Second, some brief observations arising from the theory itself, but still independent of its truth.
One is this, that if anything remotely like Velikovsky's theory is true, what vistas it opens up for the whole study of religion, and of the fear of the skies in general! (Though Velikovsky himself never says a word about this.)
Another is this. If anything remotely like Velikovsky's theory is true, the whole range of humanistic studies, classics, history, archaeology, psychology, anthropology takes on an entirely new interest, through being brought into living connection with astronomy and the earth sciences. The 18th century convinced men that old books—the Bible, etc.—were "literature." Thereupon mankind quite properly lost interest in them. Now, however, it becomes possible to regard them as something else; and suddenly old books are important again.
Finally, thanks to the degree of success that Velikovsky's theory has already had, even if it has no more, we can begin to see in perspective the character of the world-wide view which has just died, but into which everyone here was born. The solar system as a gigantic clock, the parts of which are separated by perfectly clean space, and among which only gravitation and inertia operate; with all the planets originating together, and subject thereafter to no disastrous mutual interference whatever.
This is the world view which Newton bequeathed almost single-handed to the following centuries. It is the world view of the French Academy, which until 1803 continued to classify all stories of the fall of meteorites from the sky with astrology and superstition. It is the world view of the conventional historians of astronomy, who confidently compute the time and path of eclipses thousands of years ago, down to the second and the inch—for all the world as though they were Laplacian calculators.
As Livio Stecchini points out in the de Grazia volume, it is a neo-Aristotelian world view. It sets a gulf between the heavens, where all is perfect order and perpetual peace; and this lower world of ours, where disorder and strife are not unknown. It furnished the basis on which the 18th century could set aside revelation, put all its money on the argument from design, and proclaim the religion of reason and nature. Alas for the Voltaires! What they insisted on taking for a demonstrated consequence of Newtonian laws—the stability of the solar system—was something agonizingly different for Newton himself: viz., an absolutely essential premise for the argument from design, yet one for which he could never find adequate support.
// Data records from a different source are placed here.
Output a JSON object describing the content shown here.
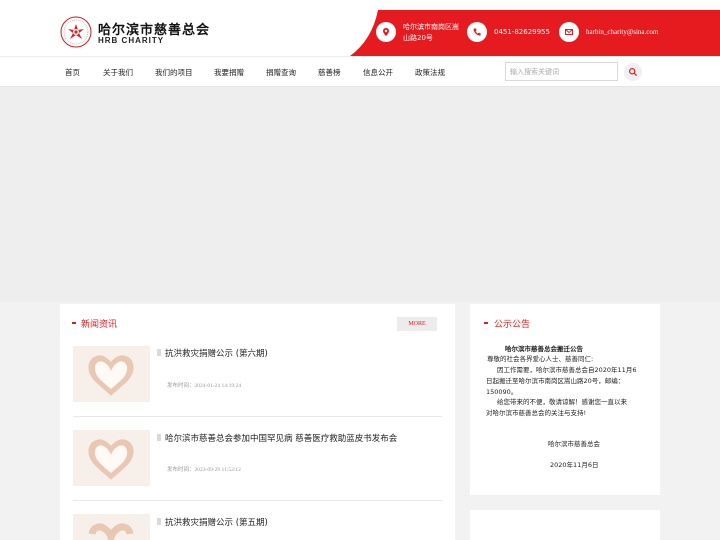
{
  "header": {
    "logo_cn": "哈尔滨市慈善总会",
    "logo_en": "HRB CHARITY",
    "address_line1": "哈尔滨市南岗区嵩",
    "address_line2": "山路20号",
    "phone": "0451-82629955",
    "email": "harbin_charity@sina.com",
    "accent_color": "#e51b1f",
    "icons": [
      "location-icon",
      "phone-icon",
      "email-icon"
    ]
  },
  "nav": {
    "items": [
      "首页",
      "关于我们",
      "我们的项目",
      "我要捐赠",
      "捐赠查询",
      "慈善榜",
      "信息公开",
      "政策法规"
    ],
    "search_placeholder": "输入搜索关键词"
  },
  "news": {
    "title": "新闻资讯",
    "more_label": "MORE",
    "items": [
      {
        "title": "抗洪救灾捐赠公示 (第六期)",
        "date": "发布时间：2024-01-24 14:19:24"
      },
      {
        "title": "哈尔滨市慈善总会参加中国罕见病 慈善医疗救助蓝皮书发布会",
        "date": "发布时间：2023-09-29 11:52:12"
      },
      {
        "title": "抗洪救灾捐赠公示 (第五期)",
        "date": ""
      }
    ]
  },
  "notice": {
    "title": "公示公告",
    "heading": "哈尔滨市慈善总会搬迁公告",
    "lines": [
      "尊敬的社会各界爱心人士、慈善同仁:",
      "因工作需要，哈尔滨市慈善总会自2020年11月6",
      "日起搬迁至哈尔滨市南岗区嵩山路20号，邮编：",
      "150090。",
      "给您带来的不便，敬请谅解！感谢您一直以来",
      "对哈尔滨市慈善总会的关注与支持!"
    ],
    "signature": "哈尔滨市慈善总会",
    "date": "2020年11月6日"
  }
}
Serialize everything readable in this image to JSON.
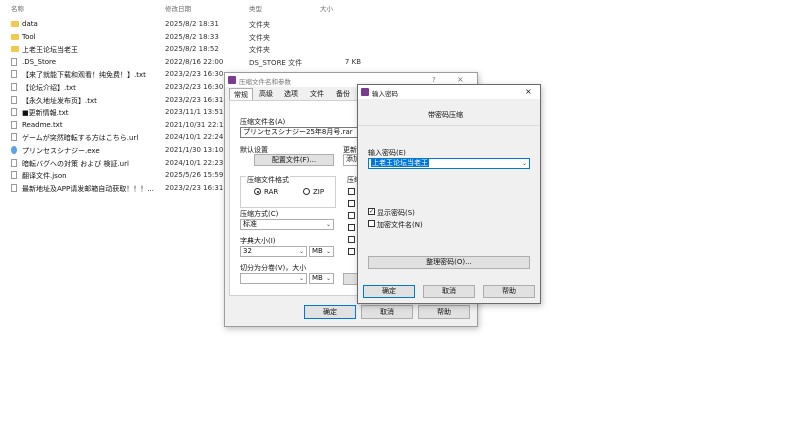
{
  "explorer": {
    "headers": {
      "name": "名称",
      "date": "修改日期",
      "type": "类型",
      "size": "大小"
    },
    "rows": [
      {
        "name": "data",
        "date": "2025/8/2 18:31",
        "type": "文件夹",
        "size": "",
        "icon": "folder-icon"
      },
      {
        "name": "Tool",
        "date": "2025/8/2 18:33",
        "type": "文件夹",
        "size": "",
        "icon": "folder-icon"
      },
      {
        "name": "上老王论坛当老王",
        "date": "2025/8/2 18:52",
        "type": "文件夹",
        "size": "",
        "icon": "folder-icon"
      },
      {
        "name": ".DS_Store",
        "date": "2022/8/16 22:00",
        "type": "DS_STORE 文件",
        "size": "7 KB",
        "icon": "file-icon"
      },
      {
        "name": "【来了就能下载和观看！纯免费！】.txt",
        "date": "2023/2/23 16:30",
        "type": "",
        "size": "",
        "icon": "text-file-icon"
      },
      {
        "name": "【论坛介绍】.txt",
        "date": "2023/2/23 16:30",
        "type": "",
        "size": "",
        "icon": "text-file-icon"
      },
      {
        "name": "【永久地址发布页】.txt",
        "date": "2023/2/23 16:31",
        "type": "",
        "size": "",
        "icon": "text-file-icon"
      },
      {
        "name": "■更新情報.txt",
        "date": "2023/11/1 13:51",
        "type": "",
        "size": "",
        "icon": "text-file-icon"
      },
      {
        "name": "Readme.txt",
        "date": "2021/10/31 22:13",
        "type": "",
        "size": "",
        "icon": "text-file-icon"
      },
      {
        "name": "ゲームが突然暗転する方はこちら.url",
        "date": "2024/10/1 22:24",
        "type": "",
        "size": "",
        "icon": "url-file-icon"
      },
      {
        "name": "プリンセスシナジー.exe",
        "date": "2021/1/30 13:10",
        "type": "",
        "size": "",
        "icon": "app-icon"
      },
      {
        "name": "暗転バグへの対策 および 検証.url",
        "date": "2024/10/1 22:23",
        "type": "",
        "size": "",
        "icon": "url-file-icon"
      },
      {
        "name": "翻译文件.json",
        "date": "2025/5/26 15:59",
        "type": "",
        "size": "",
        "icon": "json-file-icon"
      },
      {
        "name": "最新地址及APP请发邮箱自动获取！！！...",
        "date": "2023/2/23 16:31",
        "type": "",
        "size": "",
        "icon": "text-file-icon"
      }
    ]
  },
  "archive_dialog": {
    "title": "压缩文件名和参数",
    "title_buttons": [
      "?",
      "×"
    ],
    "tabs": [
      "常规",
      "高级",
      "选项",
      "文件",
      "备份"
    ],
    "archive_name_label": "压缩文件名(A)",
    "archive_name_value": "プリンセスシナジー25年8月号.rar",
    "default_config_label": "默认设置",
    "config_button": "配置文件(F)...",
    "update_label": "更新",
    "add_button": "添加",
    "format_group": "压缩文件格式",
    "format_options": [
      "RAR",
      "ZIP"
    ],
    "selected_format": "RAR",
    "options_group_label": "压缩",
    "method_label": "压缩方式(C)",
    "method_value": "标准",
    "dict_label": "字典大小(I)",
    "dict_value": "32",
    "dict_unit": "MB",
    "split_label": "切分为分卷(V)，大小",
    "split_value": "",
    "split_unit": "MB",
    "ok": "确定",
    "cancel": "取消",
    "help": "帮助"
  },
  "password_dialog": {
    "title": "输入密码",
    "close": "×",
    "heading": "带密码压缩",
    "password_label": "输入密码(E)",
    "password_value": "上老王论坛当老王",
    "show_password": "显示密码(S)",
    "show_password_checked": true,
    "encrypt_names": "加密文件名(N)",
    "encrypt_names_checked": false,
    "organize_button": "整理密码(O)...",
    "ok": "确定",
    "cancel": "取消",
    "help": "帮助"
  },
  "colors": {
    "folder": "#f2c94c",
    "selection": "#0078d7",
    "accent": "#7a3b8f"
  }
}
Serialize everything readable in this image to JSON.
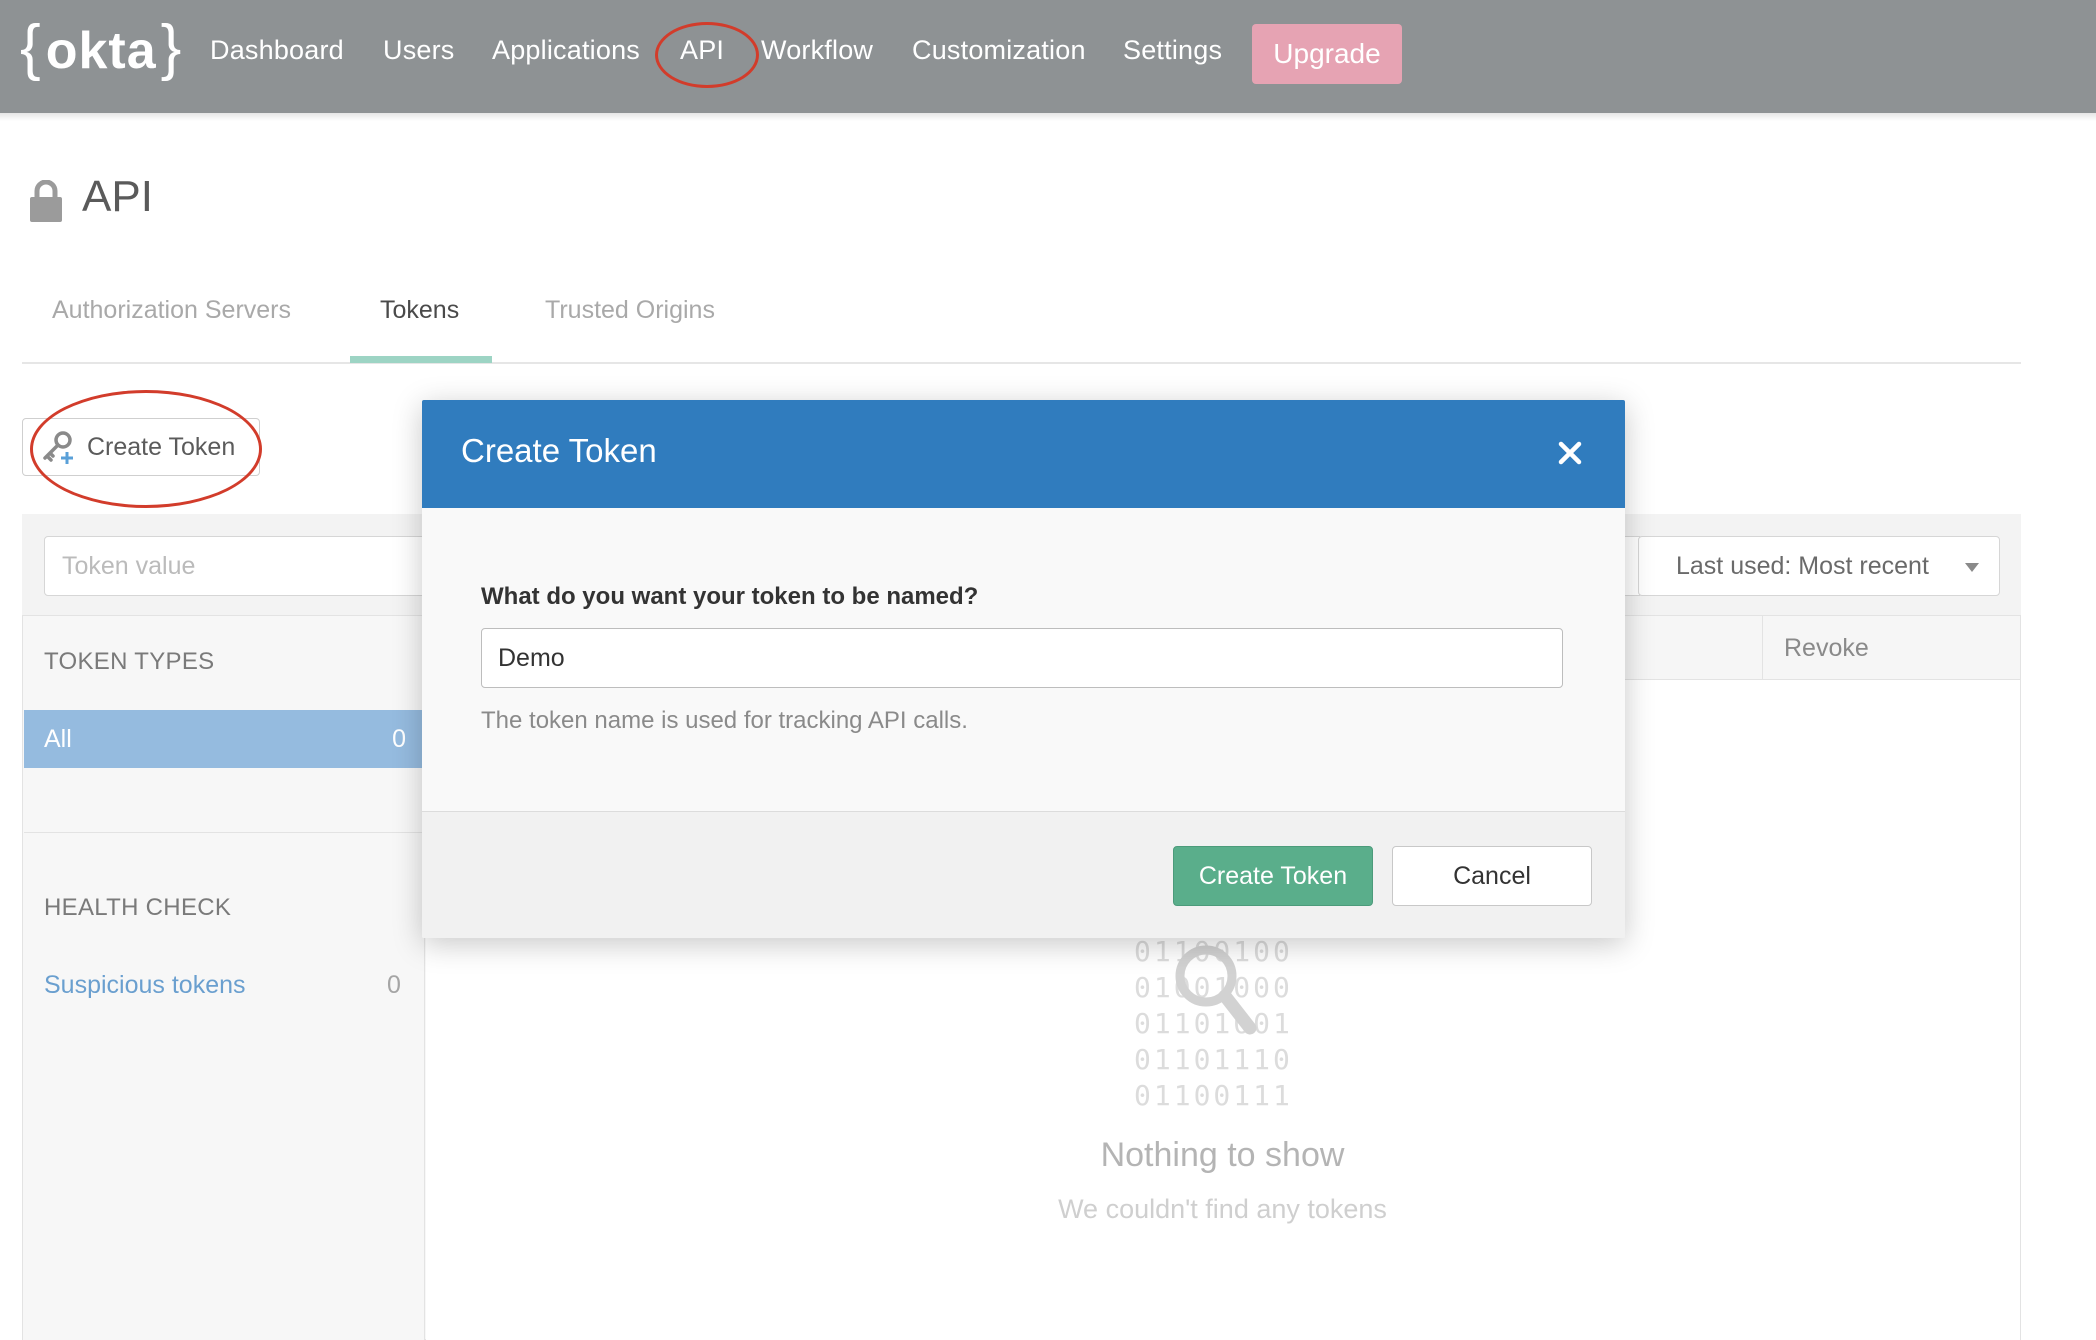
{
  "brand": {
    "logo_text": "okta"
  },
  "nav": {
    "items": [
      {
        "label": "Dashboard"
      },
      {
        "label": "Users"
      },
      {
        "label": "Applications"
      },
      {
        "label": "API"
      },
      {
        "label": "Workflow"
      },
      {
        "label": "Customization"
      },
      {
        "label": "Settings"
      }
    ],
    "upgrade_label": "Upgrade",
    "active": "API"
  },
  "page": {
    "title": "API",
    "icon": "lock-icon"
  },
  "tabs": [
    {
      "label": "Authorization Servers"
    },
    {
      "label": "Tokens"
    },
    {
      "label": "Trusted Origins"
    }
  ],
  "toolbar": {
    "create_token_label": "Create Token",
    "create_token_icon": "key-add-icon"
  },
  "filters": {
    "search_placeholder": "Token value",
    "sort_selected": "Last used: Most recent"
  },
  "sidebar": {
    "token_types_heading": "TOKEN TYPES",
    "all_label": "All",
    "all_count": "0",
    "health_check_heading": "HEALTH CHECK",
    "suspicious_label": "Suspicious tokens",
    "suspicious_count": "0"
  },
  "table": {
    "columns": [
      {
        "label": "Revoke"
      }
    ]
  },
  "empty_state": {
    "binary_lines": [
      "01100100",
      "01001000",
      "01101001",
      "01101110",
      "01100111"
    ],
    "title": "Nothing to show",
    "subtitle": "We couldn't find any tokens"
  },
  "modal": {
    "title": "Create Token",
    "field_label": "What do you want your token to be named?",
    "field_value": "Demo",
    "help_text": "The token name is used for tracking API calls.",
    "submit_label": "Create Token",
    "cancel_label": "Cancel"
  },
  "colors": {
    "topbar": "#8e9294",
    "upgrade": "#e6a3b3",
    "modal_header": "#307cbe",
    "primary_button": "#5aae8b",
    "sidebar_active": "#95bbdf",
    "annotation_ring": "#d23c2b"
  }
}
Hence, inter alia, his terrible falling-out with his former protégé, Whiston, who ascribed the Nochian deluge to the close approach of a huge comet!
Anyway, that's all over now. The neo-Aristotelian age of Newton died as the space age came in. We can even date its demise specifically to 1962, when Mariner II confirmed the retrograde rotation of Venus. The new air is wonderfully exhilarating; but also chilling. Of course, the Copernican new air was dreadfully chilling, in its time. But then, when Newton had completed the Copernican revolution, the earth, although it was no longer still, and no longer at the center, had received a great compensating advantage: it was safe. Now that's gone too.
PENSEE Journal I